The primary benefit of conical cushions is a greater range of motion when skating. Because the edge slims down, it allows you to lean more before the cushions start pushing back.

If you like the sound of conical cushions but have a plate fitted with barrel cushions then you can get a Hop Up Kit that will upgrade your plate so it can fit conical cushions. The Hop Up Kit includes 4 barrel cushions, 4 conical cushions, and the correct cushion cups to upgrade your standard cushions to a conical set up. PLEASE NOTE: If you have a plate that already fits conical cushions then a hot up kit probably won’t fit for various reasons. You have to buy the specialist parts for your specialist plate.

Replacing your cushions

Lastly, cushions are wear items and are meant to be replaced on a regular basis. The amount of time it takes to wear out your cushions depends on how often you skate but anywhere between 6 months and 12 months is pretty average. You determine wear on your bushings by looking at them.
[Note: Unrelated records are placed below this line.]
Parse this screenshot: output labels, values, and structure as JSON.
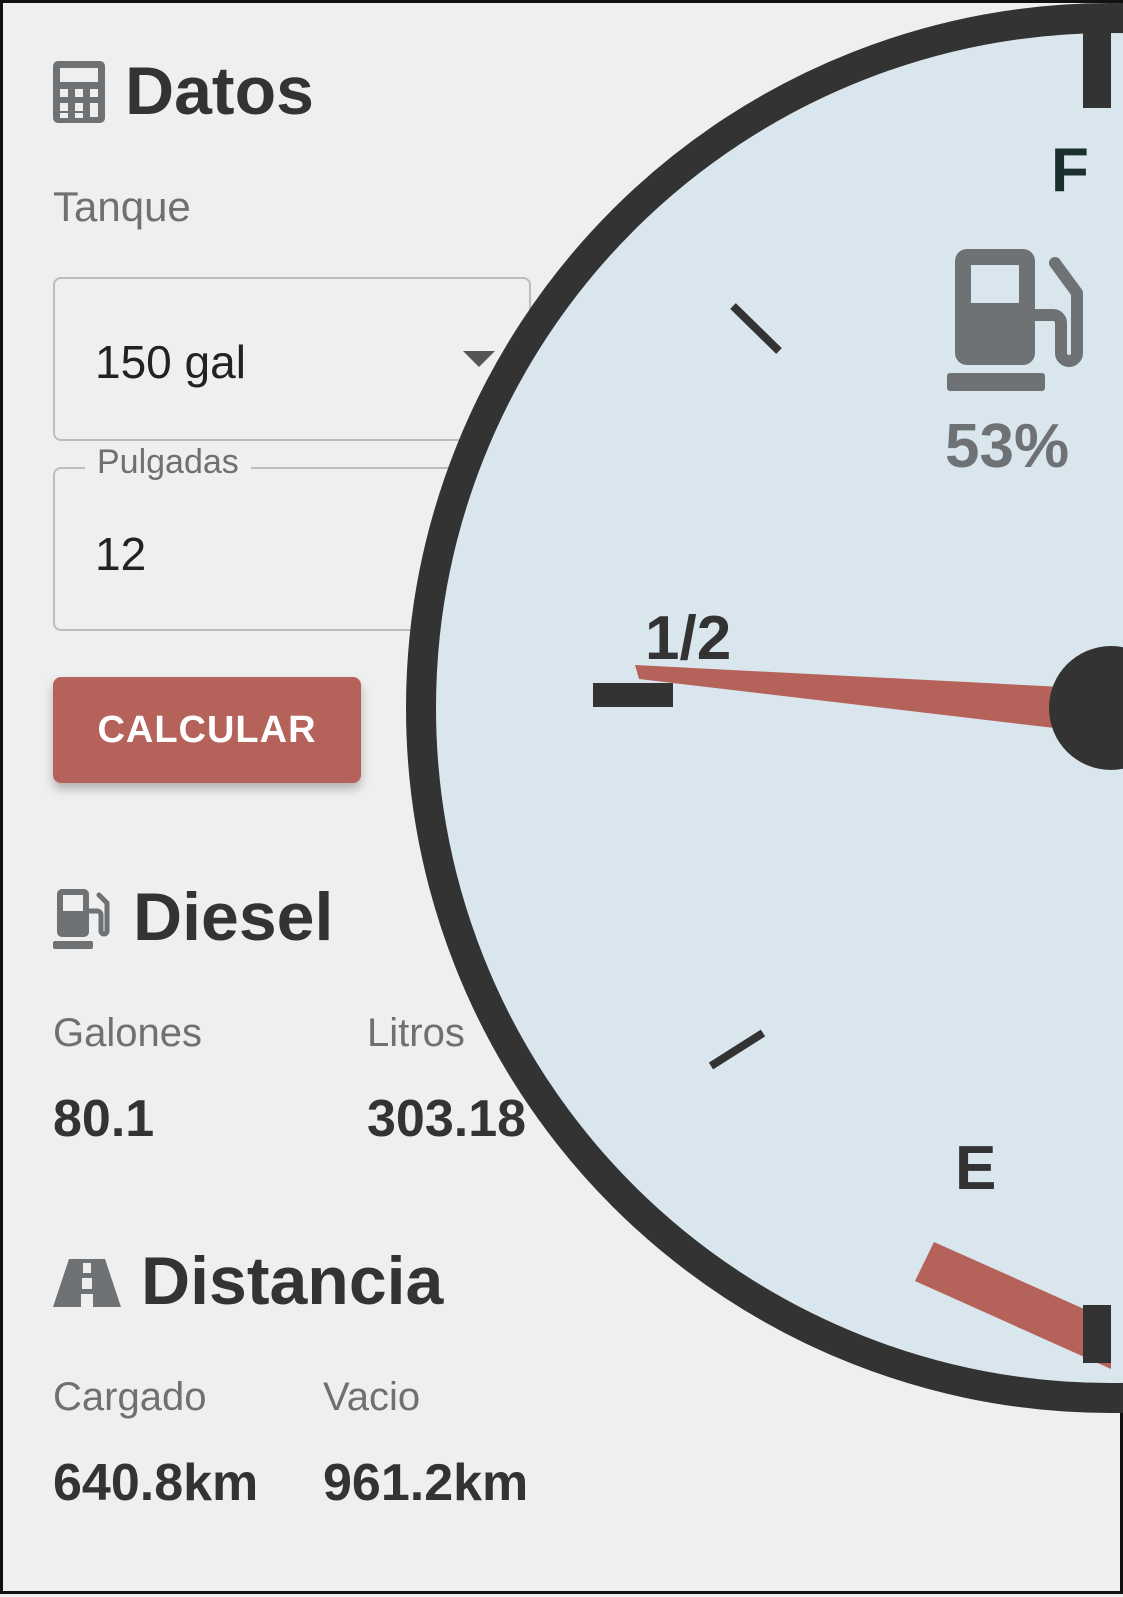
{
  "datos": {
    "title": "Datos",
    "tank_label": "Tanque",
    "tank_value": "150 gal",
    "inches_label": "Pulgadas",
    "inches_value": "12",
    "calc_button": "CALCULAR"
  },
  "diesel": {
    "title": "Diesel",
    "gallons_label": "Galones",
    "gallons_value": "80.1",
    "liters_label": "Litros",
    "liters_value": "303.18"
  },
  "distance": {
    "title": "Distancia",
    "loaded_label": "Cargado",
    "loaded_value": "640.8km",
    "empty_label": "Vacio",
    "empty_value": "961.2km"
  },
  "gauge": {
    "full_label": "F",
    "half_label": "1/2",
    "empty_label": "E",
    "percent_text": "53%",
    "fill_fraction": 0.53,
    "colors": {
      "face": "#dae6ee",
      "rim": "#333333",
      "needle": "#b5625a",
      "reserve": "#b5625a",
      "icon": "#6e7275"
    }
  },
  "icons": {
    "datos": "calculator-icon",
    "diesel": "fuel-pump-icon",
    "distance": "road-icon",
    "gauge": "fuel-pump-icon",
    "dropdown": "caret-down-icon"
  }
}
If they are flat like a pancake, cracked, have chunks missing, or are crumbling, GET NEW ONES. Or if you just feel your skates are not performing the way you want them to, experiment and try some new harder or softer cushions.

It is also a good idea to occasionally check your cushion cup that touches the king pin nut for denting or bending inward. This denting can be caused by pressure of the nut being tightened against it. If the cushion isn’t sitting properly in the cup, for example if the cup is cutting into the cushion, it can cause the bushing to split or just compromise the performance.

I hope you have a better understanding of what cushions are and why they are important. If you have any questions about this article or others, please don’t hesitate to contact me at Watch this space for more articles about what you should know about your skates.

Yours truly,